User Tools

Site Tools


This is an old revision of the document!


For testing your kernel builds it's much easier to use QEMU than normal hardware, especially if you are working on arch-specific code.
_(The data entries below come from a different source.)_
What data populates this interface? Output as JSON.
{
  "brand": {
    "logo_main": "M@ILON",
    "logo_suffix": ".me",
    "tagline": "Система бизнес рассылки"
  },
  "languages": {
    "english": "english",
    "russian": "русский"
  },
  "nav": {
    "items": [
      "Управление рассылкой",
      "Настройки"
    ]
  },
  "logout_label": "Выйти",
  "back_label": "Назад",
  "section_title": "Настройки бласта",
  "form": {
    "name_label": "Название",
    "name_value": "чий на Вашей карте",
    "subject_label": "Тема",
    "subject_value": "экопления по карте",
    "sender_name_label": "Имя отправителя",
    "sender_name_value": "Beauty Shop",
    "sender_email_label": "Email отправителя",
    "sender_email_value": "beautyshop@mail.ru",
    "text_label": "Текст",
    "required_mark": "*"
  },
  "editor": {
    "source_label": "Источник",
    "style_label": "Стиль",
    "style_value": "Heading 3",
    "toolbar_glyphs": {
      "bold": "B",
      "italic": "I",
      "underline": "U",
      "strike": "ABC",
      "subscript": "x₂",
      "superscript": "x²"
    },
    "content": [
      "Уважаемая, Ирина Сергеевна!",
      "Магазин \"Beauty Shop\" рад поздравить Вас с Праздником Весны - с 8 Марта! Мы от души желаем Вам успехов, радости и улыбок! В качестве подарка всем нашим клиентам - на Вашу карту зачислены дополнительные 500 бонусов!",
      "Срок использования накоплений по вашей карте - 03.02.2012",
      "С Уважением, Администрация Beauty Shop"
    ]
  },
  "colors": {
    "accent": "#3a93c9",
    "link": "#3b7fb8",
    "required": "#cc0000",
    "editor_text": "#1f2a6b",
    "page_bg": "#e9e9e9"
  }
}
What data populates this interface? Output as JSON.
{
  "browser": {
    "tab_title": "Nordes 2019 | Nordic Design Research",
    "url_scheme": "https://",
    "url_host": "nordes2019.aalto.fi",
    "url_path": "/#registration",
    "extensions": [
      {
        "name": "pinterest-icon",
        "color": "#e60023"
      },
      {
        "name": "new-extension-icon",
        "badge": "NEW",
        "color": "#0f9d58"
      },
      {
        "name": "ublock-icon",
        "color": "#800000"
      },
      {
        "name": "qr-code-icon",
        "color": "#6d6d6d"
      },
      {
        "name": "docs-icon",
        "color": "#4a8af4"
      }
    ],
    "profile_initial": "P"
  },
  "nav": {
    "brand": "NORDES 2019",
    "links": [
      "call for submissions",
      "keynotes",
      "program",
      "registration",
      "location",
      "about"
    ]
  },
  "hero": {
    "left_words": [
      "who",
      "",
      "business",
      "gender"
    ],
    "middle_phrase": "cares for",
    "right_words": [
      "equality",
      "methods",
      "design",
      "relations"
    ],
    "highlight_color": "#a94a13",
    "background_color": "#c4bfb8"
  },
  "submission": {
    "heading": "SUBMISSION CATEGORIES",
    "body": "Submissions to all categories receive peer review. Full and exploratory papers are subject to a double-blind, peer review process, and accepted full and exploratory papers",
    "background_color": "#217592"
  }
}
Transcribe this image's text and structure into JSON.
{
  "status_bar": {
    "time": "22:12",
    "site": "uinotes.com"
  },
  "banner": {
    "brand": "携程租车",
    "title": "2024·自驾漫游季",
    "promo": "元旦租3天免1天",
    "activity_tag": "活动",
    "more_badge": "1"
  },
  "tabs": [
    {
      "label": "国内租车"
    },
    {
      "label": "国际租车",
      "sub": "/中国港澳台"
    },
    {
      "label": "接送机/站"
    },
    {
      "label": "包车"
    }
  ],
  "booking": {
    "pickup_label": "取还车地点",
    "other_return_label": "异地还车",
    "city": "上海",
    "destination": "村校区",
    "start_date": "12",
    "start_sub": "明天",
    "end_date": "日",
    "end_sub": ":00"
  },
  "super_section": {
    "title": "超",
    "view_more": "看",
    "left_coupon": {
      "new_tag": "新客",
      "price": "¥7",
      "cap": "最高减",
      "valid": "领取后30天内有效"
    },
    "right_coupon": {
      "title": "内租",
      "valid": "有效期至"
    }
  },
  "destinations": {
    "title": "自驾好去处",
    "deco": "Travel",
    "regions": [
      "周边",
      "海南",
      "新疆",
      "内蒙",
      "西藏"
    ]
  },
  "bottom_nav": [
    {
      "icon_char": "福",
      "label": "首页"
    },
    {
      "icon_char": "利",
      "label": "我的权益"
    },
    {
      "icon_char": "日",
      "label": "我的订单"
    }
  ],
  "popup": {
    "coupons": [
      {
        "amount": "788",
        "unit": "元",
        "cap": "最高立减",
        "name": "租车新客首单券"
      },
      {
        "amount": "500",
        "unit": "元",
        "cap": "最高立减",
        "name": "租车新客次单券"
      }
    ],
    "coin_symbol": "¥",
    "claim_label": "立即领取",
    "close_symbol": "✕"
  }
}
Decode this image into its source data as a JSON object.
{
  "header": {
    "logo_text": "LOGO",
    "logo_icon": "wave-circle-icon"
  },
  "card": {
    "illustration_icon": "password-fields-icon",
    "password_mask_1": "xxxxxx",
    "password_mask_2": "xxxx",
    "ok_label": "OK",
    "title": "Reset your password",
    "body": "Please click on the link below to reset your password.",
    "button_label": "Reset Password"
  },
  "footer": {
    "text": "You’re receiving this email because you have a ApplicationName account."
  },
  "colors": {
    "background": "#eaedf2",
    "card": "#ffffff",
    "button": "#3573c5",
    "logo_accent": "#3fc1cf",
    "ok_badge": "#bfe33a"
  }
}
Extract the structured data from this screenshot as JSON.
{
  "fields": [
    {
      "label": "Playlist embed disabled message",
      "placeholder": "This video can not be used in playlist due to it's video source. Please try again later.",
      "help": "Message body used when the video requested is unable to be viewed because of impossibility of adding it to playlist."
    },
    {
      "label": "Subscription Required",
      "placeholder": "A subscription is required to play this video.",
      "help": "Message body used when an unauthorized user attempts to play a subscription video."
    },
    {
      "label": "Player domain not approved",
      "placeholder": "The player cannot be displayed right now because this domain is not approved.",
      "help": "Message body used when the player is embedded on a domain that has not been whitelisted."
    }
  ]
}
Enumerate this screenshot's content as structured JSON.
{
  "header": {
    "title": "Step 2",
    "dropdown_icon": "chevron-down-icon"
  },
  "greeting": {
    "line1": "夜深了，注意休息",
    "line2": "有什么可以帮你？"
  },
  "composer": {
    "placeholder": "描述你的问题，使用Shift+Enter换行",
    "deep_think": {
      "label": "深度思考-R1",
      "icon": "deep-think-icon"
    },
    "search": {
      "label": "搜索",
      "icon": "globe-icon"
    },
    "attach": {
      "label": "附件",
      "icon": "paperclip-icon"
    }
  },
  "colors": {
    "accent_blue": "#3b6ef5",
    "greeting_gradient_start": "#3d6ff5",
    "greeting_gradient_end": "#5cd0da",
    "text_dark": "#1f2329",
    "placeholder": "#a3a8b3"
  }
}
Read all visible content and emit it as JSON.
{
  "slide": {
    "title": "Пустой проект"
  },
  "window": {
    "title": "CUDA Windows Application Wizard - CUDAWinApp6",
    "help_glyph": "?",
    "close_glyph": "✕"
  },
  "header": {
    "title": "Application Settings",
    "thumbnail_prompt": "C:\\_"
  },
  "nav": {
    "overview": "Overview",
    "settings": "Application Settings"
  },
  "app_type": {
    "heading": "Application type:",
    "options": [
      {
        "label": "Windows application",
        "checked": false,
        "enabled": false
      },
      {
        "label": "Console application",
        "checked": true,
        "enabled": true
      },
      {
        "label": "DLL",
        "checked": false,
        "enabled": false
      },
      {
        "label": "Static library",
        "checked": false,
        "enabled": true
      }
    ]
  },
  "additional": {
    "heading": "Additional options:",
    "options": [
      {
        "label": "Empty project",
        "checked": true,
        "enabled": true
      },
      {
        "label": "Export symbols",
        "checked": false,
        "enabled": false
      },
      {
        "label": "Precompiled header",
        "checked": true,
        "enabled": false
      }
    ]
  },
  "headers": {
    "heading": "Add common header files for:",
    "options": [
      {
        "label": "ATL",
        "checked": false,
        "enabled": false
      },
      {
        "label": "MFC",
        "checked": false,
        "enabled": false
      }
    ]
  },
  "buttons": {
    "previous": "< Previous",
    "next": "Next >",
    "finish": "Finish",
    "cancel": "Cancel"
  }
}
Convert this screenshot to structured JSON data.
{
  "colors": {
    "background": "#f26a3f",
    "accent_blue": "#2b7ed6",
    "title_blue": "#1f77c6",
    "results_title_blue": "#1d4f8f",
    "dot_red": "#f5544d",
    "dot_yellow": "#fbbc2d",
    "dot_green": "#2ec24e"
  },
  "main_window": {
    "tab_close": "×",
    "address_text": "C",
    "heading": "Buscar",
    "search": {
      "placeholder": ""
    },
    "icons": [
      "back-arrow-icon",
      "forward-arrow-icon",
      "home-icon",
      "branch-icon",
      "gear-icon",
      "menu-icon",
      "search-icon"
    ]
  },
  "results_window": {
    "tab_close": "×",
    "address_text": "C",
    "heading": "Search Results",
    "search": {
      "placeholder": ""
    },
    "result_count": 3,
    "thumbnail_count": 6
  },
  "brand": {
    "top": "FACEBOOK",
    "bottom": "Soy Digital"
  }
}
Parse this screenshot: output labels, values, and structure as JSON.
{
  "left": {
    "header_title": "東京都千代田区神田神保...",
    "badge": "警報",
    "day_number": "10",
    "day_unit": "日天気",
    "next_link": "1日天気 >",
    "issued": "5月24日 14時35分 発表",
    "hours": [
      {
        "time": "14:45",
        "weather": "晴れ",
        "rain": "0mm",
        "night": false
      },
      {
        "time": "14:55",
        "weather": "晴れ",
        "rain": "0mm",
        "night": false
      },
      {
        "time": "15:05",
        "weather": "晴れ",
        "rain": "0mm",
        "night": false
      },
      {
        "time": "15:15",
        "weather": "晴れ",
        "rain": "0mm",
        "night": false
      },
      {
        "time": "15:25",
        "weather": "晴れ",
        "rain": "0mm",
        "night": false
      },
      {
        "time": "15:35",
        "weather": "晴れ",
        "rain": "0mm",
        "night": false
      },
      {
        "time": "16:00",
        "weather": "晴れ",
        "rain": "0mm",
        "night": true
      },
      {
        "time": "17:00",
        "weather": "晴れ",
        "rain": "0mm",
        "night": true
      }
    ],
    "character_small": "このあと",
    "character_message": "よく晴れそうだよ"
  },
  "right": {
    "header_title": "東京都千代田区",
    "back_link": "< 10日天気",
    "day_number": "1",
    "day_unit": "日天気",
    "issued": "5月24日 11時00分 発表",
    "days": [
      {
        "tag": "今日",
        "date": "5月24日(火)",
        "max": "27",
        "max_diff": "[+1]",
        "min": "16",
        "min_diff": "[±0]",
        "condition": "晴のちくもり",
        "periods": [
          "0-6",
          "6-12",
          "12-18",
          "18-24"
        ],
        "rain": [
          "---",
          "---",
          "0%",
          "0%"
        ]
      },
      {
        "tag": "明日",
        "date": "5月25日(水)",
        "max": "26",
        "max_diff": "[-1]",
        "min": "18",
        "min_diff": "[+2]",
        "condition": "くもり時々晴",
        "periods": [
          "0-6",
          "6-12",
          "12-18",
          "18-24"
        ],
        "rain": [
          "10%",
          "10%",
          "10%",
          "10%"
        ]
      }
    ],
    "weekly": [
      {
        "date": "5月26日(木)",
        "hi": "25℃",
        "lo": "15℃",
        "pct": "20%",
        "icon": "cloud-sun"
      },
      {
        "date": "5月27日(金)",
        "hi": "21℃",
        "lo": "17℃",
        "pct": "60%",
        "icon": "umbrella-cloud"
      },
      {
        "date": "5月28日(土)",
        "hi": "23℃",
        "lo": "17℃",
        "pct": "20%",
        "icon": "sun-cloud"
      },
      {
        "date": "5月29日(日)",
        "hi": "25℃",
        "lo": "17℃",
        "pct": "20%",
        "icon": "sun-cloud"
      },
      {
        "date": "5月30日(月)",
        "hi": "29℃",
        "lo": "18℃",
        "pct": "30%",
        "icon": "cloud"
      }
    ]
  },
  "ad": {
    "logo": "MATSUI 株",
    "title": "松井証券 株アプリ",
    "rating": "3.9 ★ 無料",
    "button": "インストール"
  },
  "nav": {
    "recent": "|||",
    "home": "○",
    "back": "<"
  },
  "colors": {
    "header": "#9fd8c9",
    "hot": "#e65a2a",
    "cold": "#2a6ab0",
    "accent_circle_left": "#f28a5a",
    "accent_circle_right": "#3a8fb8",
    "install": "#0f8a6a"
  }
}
QEMU has upstream support for RISC-V since version 2.12 so you may use the upstream binaries from your distribution or build your own either from the official qemu repo or from the riscv-qemu repo.

Build QEMU from riscv-qemu

The process is the same no matter where you got your QEMU sources from, it's pretty standard…

git clone --depth=1
cd riscv-qemu
./configure --target-list=riscv64-softmmu,riscv32-softmmu --prefix=<qemu install dir>

Running Linux on QEMU

There are various ways of invoking qemu, lets start with a standard virt machine that boots the test environment.

<qemu install dir>/bin/qemu-system-riscv64 -nographic -machine virt -smp 8 -m 2G \
				-bios <path to bbl or fw_jump.elf (in case of OpenSBI)> \
				-kernel <linux sources dir>/vmlinux \
				-initrd <path to initramfs.img> \
				-netdev user,id=unet -device virtio-net-device,netdev=unet -net user \
				-object rng-random,filename=/dev/urandom,id=rng0 \
				-device virtio-rng-device,rng=rng0

In case you built bbl or OpenSBI with the Linux kernel as its payload you can omit the -bios parameter and point the -kernel parameter directly to the combined bbl / fw_payload.elf binary.

developers/env_emul.1554923250.txt.gz · Last modified: 2019/04/10 22:07 by mick